Currently there are good strides being made toward a long term solution. Knowledgeable engineers are engaged and over the next month, should be able to define what needs to be done with corresponding costs. However our group, the Colliery Dam Park Preservation Society, has had very little input with the short term emergency planning and this has been a major concern.
Emergency planning was deemed necessary in order to mitigate the risk in the event of a major seismic or rain event. We now have 70 flood warning signs in our neighbourhood and a full-volume siren drill. This is unnecessary and frightening to many. Portraying the dams as being unstable and suddenly in a dangerous state is incorrect and an alarming message for residents. The condition of the dams has remained unchanged for many years. Last winter, the engineers were in agreement that the dams were stable and no work was required until summer. Nothing has changed since then.
The Colliery dams would not be the only concern should we have a catastrophic event. A comprehensive plan for the entire city regarding emergencies would be more productive.
As part of the current work being done, engineers are applying an approved risk analysis. Imagining the possibility of an event and its related consequences is very different from the probability of such an event occurring. Adhering to a ‘worst case scenario’ is problematic in that society does not have infinite resources to manage risks approaching a zero probability of occurrence.

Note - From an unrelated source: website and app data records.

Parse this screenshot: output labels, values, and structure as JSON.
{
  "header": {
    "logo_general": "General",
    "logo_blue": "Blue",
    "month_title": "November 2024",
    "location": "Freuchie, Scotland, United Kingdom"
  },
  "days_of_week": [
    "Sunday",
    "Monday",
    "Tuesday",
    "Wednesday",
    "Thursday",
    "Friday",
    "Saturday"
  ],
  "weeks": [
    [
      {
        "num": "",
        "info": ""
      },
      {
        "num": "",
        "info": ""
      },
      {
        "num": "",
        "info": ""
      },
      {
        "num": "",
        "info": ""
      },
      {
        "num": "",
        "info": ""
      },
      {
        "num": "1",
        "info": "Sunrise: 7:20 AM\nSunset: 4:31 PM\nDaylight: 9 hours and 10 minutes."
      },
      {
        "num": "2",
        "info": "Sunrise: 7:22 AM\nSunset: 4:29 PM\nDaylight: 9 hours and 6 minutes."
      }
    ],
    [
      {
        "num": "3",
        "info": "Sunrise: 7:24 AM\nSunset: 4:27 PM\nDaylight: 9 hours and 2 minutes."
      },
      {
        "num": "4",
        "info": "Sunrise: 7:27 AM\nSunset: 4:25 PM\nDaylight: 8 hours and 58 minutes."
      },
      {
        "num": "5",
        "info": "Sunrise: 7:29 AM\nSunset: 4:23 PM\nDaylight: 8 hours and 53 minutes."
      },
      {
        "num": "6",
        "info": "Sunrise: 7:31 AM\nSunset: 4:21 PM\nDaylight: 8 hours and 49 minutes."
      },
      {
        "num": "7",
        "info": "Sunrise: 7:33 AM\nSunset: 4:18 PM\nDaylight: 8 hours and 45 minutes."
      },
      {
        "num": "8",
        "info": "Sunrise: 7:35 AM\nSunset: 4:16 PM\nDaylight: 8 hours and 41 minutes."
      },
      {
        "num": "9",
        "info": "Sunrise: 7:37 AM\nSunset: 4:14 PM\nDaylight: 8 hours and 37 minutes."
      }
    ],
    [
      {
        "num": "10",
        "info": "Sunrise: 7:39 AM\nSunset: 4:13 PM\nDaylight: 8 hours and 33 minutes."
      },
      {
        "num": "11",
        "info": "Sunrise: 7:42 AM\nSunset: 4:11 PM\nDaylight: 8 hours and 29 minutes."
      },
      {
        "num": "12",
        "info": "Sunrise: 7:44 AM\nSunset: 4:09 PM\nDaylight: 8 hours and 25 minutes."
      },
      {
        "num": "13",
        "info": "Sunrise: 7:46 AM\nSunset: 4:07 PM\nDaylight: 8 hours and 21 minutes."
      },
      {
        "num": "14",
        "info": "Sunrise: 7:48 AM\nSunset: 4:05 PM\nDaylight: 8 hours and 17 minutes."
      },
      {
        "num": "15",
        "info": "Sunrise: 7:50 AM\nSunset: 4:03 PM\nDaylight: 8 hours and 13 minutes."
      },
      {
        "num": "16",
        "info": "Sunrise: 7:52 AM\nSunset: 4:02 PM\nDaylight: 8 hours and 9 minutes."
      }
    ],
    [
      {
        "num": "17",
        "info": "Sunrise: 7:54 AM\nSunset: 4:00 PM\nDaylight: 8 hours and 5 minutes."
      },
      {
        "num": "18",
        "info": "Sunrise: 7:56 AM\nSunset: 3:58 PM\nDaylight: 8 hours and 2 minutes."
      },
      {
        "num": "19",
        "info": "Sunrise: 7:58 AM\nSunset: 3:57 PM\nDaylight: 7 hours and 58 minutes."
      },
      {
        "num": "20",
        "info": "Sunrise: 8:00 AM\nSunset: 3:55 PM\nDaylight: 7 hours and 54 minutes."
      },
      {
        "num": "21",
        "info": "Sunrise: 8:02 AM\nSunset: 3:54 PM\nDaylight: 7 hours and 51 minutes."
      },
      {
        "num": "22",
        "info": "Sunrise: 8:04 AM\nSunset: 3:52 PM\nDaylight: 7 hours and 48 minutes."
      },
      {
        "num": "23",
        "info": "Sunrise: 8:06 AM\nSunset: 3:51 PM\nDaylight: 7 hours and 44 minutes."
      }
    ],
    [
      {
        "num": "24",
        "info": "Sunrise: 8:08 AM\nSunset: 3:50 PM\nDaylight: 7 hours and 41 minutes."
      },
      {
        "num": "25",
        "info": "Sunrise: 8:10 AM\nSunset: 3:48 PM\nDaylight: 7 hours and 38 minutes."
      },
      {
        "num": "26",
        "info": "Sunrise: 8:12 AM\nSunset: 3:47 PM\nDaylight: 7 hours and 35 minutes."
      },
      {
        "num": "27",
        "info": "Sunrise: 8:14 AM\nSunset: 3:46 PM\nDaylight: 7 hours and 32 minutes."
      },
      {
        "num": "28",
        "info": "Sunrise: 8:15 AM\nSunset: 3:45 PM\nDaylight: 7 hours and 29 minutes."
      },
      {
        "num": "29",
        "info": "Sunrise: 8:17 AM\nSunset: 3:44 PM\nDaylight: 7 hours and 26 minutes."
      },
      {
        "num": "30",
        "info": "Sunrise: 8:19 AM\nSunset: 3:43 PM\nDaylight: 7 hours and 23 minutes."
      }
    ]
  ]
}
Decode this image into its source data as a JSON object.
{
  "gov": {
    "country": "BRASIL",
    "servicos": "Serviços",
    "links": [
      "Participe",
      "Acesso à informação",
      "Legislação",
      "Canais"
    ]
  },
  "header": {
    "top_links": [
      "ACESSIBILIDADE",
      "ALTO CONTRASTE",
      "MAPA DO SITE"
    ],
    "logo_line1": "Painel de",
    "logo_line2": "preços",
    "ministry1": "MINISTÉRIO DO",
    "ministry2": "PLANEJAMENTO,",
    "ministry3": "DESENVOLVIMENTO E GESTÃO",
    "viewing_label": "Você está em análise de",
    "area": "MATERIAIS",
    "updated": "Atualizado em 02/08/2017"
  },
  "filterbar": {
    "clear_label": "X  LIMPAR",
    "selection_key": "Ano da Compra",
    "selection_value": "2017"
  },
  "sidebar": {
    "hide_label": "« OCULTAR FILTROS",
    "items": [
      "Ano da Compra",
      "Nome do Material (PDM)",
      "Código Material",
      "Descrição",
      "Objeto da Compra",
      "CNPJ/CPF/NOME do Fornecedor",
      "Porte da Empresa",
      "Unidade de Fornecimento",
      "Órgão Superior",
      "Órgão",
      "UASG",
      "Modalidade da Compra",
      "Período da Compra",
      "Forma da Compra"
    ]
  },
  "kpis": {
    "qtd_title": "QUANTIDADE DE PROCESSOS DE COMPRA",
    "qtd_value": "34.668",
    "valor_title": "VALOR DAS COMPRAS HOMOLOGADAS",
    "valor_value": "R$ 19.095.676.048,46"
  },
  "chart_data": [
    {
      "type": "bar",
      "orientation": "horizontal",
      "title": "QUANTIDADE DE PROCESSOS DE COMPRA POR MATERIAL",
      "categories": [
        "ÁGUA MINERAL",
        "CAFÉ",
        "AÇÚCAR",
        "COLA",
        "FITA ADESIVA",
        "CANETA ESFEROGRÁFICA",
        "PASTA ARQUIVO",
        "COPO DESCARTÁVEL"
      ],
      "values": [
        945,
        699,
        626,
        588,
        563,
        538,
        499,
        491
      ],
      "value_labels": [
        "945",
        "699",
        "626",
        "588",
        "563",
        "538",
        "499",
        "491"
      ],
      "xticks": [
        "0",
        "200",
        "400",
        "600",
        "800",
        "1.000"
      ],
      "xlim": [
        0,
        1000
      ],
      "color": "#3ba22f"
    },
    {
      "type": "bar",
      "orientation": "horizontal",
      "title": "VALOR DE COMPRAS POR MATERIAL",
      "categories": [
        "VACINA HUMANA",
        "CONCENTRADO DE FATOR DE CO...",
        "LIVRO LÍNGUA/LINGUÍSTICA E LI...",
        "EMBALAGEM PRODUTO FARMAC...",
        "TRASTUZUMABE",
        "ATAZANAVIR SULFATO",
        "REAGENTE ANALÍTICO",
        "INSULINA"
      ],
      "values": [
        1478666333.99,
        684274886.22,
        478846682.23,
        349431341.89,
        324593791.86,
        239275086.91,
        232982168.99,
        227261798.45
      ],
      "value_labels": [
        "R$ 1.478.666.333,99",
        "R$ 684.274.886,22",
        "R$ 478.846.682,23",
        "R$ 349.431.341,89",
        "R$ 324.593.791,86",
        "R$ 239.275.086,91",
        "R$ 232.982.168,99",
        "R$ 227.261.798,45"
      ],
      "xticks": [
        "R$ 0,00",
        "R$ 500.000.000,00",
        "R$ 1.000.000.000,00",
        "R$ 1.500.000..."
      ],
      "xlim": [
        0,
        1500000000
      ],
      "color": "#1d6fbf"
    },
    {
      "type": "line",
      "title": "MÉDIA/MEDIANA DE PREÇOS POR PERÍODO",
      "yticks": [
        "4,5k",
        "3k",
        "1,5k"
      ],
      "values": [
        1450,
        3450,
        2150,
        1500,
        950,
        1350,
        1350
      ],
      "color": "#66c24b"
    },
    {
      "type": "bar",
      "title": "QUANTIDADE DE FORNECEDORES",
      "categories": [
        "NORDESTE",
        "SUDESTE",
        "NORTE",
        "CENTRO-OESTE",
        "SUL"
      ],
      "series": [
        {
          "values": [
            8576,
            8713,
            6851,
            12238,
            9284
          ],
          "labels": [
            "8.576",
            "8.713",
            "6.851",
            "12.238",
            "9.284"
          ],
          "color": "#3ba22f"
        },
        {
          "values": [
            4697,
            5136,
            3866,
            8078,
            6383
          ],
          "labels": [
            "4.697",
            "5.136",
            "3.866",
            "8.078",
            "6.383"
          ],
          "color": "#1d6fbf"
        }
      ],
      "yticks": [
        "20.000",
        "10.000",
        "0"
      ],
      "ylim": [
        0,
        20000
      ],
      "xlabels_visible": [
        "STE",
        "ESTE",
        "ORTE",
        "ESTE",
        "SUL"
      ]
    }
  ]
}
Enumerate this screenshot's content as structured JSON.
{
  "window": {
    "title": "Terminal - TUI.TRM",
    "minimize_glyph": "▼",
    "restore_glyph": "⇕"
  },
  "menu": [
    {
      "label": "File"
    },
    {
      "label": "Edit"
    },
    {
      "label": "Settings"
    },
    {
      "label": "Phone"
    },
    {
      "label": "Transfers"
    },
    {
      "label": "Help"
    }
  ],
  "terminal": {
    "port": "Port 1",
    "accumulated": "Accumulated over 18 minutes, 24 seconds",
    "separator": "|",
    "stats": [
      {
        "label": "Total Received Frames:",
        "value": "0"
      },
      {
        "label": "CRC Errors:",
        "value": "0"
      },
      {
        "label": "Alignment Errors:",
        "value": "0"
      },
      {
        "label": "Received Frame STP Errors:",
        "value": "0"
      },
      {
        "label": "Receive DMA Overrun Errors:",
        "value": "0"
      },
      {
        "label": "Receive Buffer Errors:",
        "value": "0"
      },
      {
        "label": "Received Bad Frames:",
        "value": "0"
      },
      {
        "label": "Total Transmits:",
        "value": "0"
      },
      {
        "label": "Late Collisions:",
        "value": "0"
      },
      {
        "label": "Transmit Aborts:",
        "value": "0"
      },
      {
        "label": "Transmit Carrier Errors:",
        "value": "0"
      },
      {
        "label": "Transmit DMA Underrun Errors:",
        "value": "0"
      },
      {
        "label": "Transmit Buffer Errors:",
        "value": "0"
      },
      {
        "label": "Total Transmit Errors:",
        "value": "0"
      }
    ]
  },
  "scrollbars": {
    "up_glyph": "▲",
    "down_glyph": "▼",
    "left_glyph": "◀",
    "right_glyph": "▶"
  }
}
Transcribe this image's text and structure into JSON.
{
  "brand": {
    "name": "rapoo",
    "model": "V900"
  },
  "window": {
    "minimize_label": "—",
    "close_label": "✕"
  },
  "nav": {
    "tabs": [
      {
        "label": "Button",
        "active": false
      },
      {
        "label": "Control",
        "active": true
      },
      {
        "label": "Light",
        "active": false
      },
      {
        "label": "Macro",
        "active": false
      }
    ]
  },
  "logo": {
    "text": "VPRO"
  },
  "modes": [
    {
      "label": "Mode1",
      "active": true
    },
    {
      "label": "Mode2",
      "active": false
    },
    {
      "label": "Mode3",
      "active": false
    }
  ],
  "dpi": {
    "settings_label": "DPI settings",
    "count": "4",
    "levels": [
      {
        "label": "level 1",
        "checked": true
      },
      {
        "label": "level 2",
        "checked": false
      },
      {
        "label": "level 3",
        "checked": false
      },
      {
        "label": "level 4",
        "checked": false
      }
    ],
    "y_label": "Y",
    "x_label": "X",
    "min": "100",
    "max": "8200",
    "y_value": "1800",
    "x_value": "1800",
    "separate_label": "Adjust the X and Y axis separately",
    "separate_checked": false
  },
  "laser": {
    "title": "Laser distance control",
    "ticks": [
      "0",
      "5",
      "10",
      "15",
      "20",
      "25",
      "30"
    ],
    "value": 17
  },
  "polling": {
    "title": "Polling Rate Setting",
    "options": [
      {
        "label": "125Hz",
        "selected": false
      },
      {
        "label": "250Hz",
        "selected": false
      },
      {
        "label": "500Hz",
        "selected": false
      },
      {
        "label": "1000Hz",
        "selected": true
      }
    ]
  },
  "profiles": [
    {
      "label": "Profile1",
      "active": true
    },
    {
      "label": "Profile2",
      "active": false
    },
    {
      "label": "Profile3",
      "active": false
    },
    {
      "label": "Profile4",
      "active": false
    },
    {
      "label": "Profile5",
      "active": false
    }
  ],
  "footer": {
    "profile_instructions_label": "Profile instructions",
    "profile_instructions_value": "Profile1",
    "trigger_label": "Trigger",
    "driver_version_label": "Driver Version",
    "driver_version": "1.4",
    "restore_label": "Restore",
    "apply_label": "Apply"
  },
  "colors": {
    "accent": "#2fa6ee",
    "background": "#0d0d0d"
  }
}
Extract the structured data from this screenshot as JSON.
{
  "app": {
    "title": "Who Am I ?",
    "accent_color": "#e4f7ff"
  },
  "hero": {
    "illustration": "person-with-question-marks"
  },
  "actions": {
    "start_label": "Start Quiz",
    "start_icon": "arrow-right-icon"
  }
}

An approved risk analysis takes a more balanced approach. This type of analysis may prove useful for the public and administrators alike to plan effectively for this and other situations. Application of this model could lead to significant savings in the future.
I remain hopeful that this tangled process will eventually benefit everyone.